Your instructions. Each record that follows should be repeated exactly, with no pictures carried over.

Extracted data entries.

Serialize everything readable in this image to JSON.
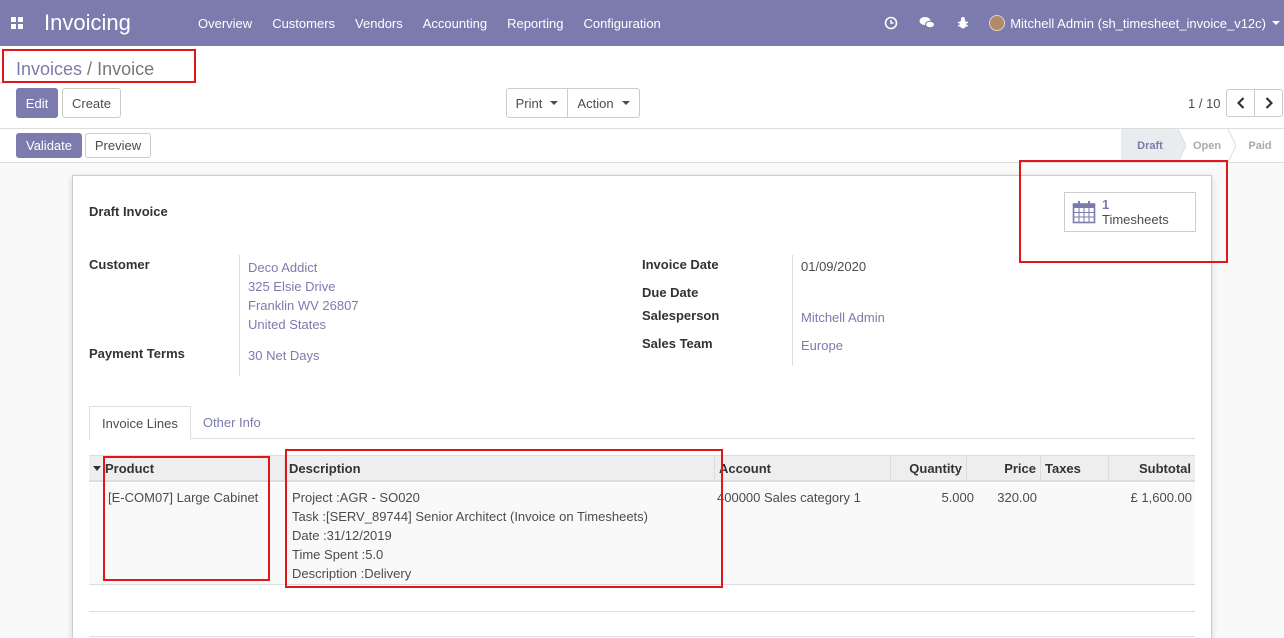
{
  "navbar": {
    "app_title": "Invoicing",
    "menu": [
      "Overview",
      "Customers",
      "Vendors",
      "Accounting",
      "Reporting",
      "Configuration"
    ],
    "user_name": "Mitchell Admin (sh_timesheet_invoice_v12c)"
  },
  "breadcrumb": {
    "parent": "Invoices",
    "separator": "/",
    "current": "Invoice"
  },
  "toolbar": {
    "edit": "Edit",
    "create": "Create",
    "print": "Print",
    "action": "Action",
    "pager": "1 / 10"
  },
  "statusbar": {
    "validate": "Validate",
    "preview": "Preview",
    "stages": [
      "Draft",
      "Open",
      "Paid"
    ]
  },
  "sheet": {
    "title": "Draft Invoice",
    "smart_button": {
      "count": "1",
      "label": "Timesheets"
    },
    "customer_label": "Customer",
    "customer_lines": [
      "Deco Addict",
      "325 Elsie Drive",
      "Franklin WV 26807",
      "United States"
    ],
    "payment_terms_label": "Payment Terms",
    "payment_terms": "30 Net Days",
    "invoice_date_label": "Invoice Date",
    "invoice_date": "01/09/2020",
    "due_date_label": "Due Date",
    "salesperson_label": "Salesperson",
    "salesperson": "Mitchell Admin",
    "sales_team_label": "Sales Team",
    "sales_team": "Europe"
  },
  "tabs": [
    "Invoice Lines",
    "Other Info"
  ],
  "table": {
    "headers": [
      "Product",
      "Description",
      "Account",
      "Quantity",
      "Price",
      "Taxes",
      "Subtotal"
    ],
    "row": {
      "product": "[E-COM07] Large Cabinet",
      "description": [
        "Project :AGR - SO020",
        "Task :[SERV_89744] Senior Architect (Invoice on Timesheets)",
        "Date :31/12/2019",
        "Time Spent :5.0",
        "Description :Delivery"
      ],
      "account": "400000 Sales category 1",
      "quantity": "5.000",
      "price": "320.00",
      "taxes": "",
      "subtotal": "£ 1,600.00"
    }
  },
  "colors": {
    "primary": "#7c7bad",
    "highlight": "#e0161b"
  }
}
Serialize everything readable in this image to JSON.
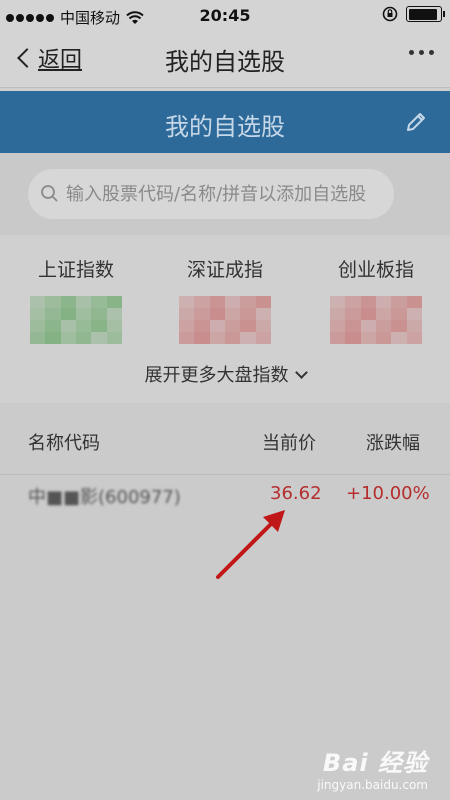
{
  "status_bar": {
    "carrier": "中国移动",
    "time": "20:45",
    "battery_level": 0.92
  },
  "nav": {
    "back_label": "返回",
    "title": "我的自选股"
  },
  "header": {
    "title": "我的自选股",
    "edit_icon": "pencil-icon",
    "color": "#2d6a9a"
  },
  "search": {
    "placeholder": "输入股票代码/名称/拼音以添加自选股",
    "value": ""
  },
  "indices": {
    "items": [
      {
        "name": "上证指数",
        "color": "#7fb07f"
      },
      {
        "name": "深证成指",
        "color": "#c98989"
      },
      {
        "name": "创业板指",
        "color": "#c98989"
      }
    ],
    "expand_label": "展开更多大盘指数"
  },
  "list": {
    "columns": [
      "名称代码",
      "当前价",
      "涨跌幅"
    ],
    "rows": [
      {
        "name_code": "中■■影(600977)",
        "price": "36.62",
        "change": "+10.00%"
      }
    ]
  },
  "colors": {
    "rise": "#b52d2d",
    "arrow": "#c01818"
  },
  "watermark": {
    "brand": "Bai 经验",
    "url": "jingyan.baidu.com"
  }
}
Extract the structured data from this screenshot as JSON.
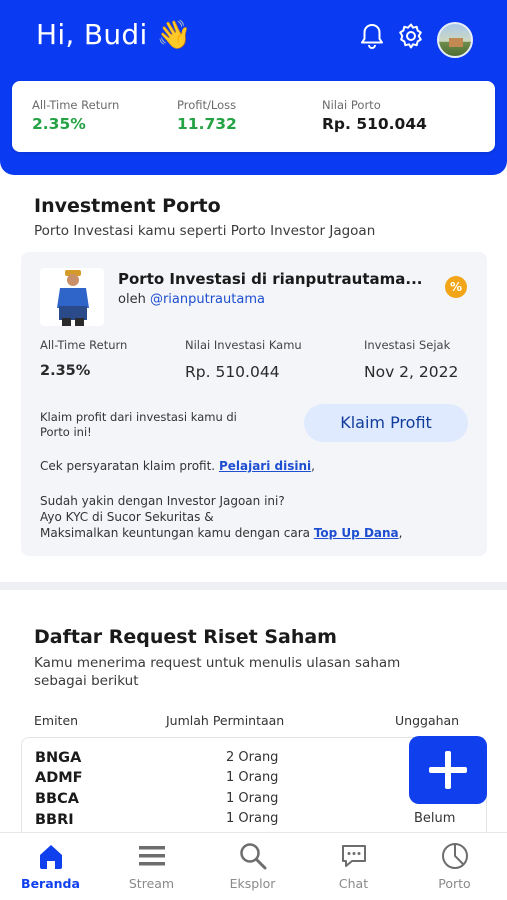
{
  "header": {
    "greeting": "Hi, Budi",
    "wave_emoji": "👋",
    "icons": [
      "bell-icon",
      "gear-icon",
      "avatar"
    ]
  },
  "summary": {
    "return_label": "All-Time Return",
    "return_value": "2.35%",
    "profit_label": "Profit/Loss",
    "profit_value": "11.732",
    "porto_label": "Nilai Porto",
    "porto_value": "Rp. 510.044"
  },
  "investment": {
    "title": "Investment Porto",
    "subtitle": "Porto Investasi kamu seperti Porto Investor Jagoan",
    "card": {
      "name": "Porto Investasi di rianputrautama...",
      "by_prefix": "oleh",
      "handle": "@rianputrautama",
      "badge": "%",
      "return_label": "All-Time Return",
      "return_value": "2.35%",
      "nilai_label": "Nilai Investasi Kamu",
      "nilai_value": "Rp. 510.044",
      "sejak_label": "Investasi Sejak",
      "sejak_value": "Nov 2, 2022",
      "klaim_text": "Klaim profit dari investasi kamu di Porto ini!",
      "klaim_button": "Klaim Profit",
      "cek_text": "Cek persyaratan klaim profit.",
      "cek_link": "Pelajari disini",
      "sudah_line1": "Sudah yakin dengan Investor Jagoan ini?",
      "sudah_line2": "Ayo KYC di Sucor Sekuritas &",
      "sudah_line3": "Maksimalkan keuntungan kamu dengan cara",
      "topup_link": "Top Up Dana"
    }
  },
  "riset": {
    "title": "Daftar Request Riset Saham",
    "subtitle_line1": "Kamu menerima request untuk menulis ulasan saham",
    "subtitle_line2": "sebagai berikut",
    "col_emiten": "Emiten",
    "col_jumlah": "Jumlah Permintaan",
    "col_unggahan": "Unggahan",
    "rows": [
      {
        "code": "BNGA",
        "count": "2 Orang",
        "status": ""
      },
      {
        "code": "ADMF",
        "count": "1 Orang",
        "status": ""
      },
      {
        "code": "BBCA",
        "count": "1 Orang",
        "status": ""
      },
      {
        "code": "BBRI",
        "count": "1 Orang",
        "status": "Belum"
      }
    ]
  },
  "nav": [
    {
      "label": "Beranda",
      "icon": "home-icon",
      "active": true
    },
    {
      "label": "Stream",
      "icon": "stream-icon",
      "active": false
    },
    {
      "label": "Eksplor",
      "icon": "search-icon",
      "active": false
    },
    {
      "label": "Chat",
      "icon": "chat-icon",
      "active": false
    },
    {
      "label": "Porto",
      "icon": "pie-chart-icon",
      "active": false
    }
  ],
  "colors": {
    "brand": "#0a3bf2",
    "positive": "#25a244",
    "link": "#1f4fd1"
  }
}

Result for this exercise.
Serialize everything readable in this image to JSON.
{
  "navbar": {
    "app_title": "Invoicing",
    "menu": [
      "Overview",
      "Customers",
      "Vendors",
      "Accounting",
      "Reporting",
      "Configuration"
    ],
    "user_name": "Mitchell Admin (sh_timesheet_invoice_v12c)"
  },
  "breadcrumb": {
    "parent": "Invoices",
    "separator": "/",
    "current": "Invoice"
  },
  "toolbar": {
    "edit": "Edit",
    "create": "Create",
    "print": "Print",
    "action": "Action",
    "pager": "1 / 10"
  },
  "statusbar": {
    "validate": "Validate",
    "preview": "Preview",
    "stages": [
      "Draft",
      "Open",
      "Paid"
    ]
  },
  "sheet": {
    "title": "Draft Invoice",
    "smart_button": {
      "count": "1",
      "label": "Timesheets"
    },
    "customer_label": "Customer",
    "customer_lines": [
      "Deco Addict",
      "325 Elsie Drive",
      "Franklin WV 26807",
      "United States"
    ],
    "payment_terms_label": "Payment Terms",
    "payment_terms": "30 Net Days",
    "invoice_date_label": "Invoice Date",
    "invoice_date": "01/09/2020",
    "due_date_label": "Due Date",
    "salesperson_label": "Salesperson",
    "salesperson": "Mitchell Admin",
    "sales_team_label": "Sales Team",
    "sales_team": "Europe"
  },
  "tabs": [
    "Invoice Lines",
    "Other Info"
  ],
  "table": {
    "headers": [
      "Product",
      "Description",
      "Account",
      "Quantity",
      "Price",
      "Taxes",
      "Subtotal"
    ],
    "row": {
      "product": "[E-COM07] Large Cabinet",
      "description": [
        "Project :AGR - SO020",
        "Task :[SERV_89744] Senior Architect (Invoice on Timesheets)",
        "Date :31/12/2019",
        "Time Spent :5.0",
        "Description :Delivery"
      ],
      "account": "400000 Sales category 1",
      "quantity": "5.000",
      "price": "320.00",
      "taxes": "",
      "subtotal": "£ 1,600.00"
    }
  },
  "colors": {
    "primary": "#7c7bad",
    "highlight": "#e0161b"
  }
}
Serialize everything readable in this image to JSON.
{
  "status_bar": {
    "carrier": "中国移动",
    "time": "20:45",
    "battery_level": 0.92
  },
  "nav": {
    "back_label": "返回",
    "title": "我的自选股"
  },
  "header": {
    "title": "我的自选股",
    "edit_icon": "pencil-icon",
    "color": "#2d6a9a"
  },
  "search": {
    "placeholder": "输入股票代码/名称/拼音以添加自选股",
    "value": ""
  },
  "indices": {
    "items": [
      {
        "name": "上证指数",
        "color": "#7fb07f"
      },
      {
        "name": "深证成指",
        "color": "#c98989"
      },
      {
        "name": "创业板指",
        "color": "#c98989"
      }
    ],
    "expand_label": "展开更多大盘指数"
  },
  "list": {
    "columns": [
      "名称代码",
      "当前价",
      "涨跌幅"
    ],
    "rows": [
      {
        "name_code": "中■■影(600977)",
        "price": "36.62",
        "change": "+10.00%"
      }
    ]
  },
  "colors": {
    "rise": "#b52d2d",
    "arrow": "#c01818"
  },
  "watermark": {
    "brand": "Bai 经验",
    "url": "jingyan.baidu.com"
  }
}
Extract the structured data from this screenshot as JSON.
{
  "header": {
    "greeting": "Hi, Budi",
    "wave_emoji": "👋",
    "icons": [
      "bell-icon",
      "gear-icon",
      "avatar"
    ]
  },
  "summary": {
    "return_label": "All-Time Return",
    "return_value": "2.35%",
    "profit_label": "Profit/Loss",
    "profit_value": "11.732",
    "porto_label": "Nilai Porto",
    "porto_value": "Rp. 510.044"
  },
  "investment": {
    "title": "Investment Porto",
    "subtitle": "Porto Investasi kamu seperti Porto Investor Jagoan",
    "card": {
      "name": "Porto Investasi di rianputrautama...",
      "by_prefix": "oleh",
      "handle": "@rianputrautama",
      "badge": "%",
      "return_label": "All-Time Return",
      "return_value": "2.35%",
      "nilai_label": "Nilai Investasi Kamu",
      "nilai_value": "Rp. 510.044",
      "sejak_label": "Investasi Sejak",
      "sejak_value": "Nov 2, 2022",
      "klaim_text": "Klaim profit dari investasi kamu di Porto ini!",
      "klaim_button": "Klaim Profit",
      "cek_text": "Cek persyaratan klaim profit.",
      "cek_link": "Pelajari disini",
      "sudah_line1": "Sudah yakin dengan Investor Jagoan ini?",
      "sudah_line2": "Ayo KYC di Sucor Sekuritas &",
      "sudah_line3": "Maksimalkan keuntungan kamu dengan cara",
      "topup_link": "Top Up Dana"
    }
  },
  "riset": {
    "title": "Daftar Request Riset Saham",
    "subtitle_line1": "Kamu menerima request untuk menulis ulasan saham",
    "subtitle_line2": "sebagai berikut",
    "col_emiten": "Emiten",
    "col_jumlah": "Jumlah Permintaan",
    "col_unggahan": "Unggahan",
    "rows": [
      {
        "code": "BNGA",
        "count": "2 Orang",
        "status": ""
      },
      {
        "code": "ADMF",
        "count": "1 Orang",
        "status": ""
      },
      {
        "code": "BBCA",
        "count": "1 Orang",
        "status": ""
      },
      {
        "code": "BBRI",
        "count": "1 Orang",
        "status": "Belum"
      }
    ]
  },
  "nav": [
    {
      "label": "Beranda",
      "icon": "home-icon",
      "active": true
    },
    {
      "label": "Stream",
      "icon": "stream-icon",
      "active": false
    },
    {
      "label": "Eksplor",
      "icon": "search-icon",
      "active": false
    },
    {
      "label": "Chat",
      "icon": "chat-icon",
      "active": false
    },
    {
      "label": "Porto",
      "icon": "pie-chart-icon",
      "active": false
    }
  ],
  "colors": {
    "brand": "#0a3bf2",
    "positive": "#25a244",
    "link": "#1f4fd1"
  }
}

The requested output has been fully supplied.